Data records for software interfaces

•••••

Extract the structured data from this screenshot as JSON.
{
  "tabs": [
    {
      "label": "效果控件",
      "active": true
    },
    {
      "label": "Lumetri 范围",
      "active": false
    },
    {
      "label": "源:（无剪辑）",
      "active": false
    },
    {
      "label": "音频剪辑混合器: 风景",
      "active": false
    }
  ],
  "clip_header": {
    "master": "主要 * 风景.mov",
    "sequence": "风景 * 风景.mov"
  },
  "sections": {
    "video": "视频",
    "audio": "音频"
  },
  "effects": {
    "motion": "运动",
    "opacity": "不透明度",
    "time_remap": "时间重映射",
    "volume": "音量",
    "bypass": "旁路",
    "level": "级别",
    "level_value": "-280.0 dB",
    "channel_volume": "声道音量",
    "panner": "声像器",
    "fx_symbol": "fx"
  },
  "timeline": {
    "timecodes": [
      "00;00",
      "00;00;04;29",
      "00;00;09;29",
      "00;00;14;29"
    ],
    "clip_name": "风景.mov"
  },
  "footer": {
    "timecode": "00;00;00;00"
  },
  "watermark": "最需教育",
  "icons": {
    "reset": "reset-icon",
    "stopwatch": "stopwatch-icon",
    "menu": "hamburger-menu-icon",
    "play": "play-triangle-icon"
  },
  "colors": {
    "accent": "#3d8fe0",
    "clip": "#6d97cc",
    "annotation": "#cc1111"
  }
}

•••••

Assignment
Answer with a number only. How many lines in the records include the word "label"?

Task result
4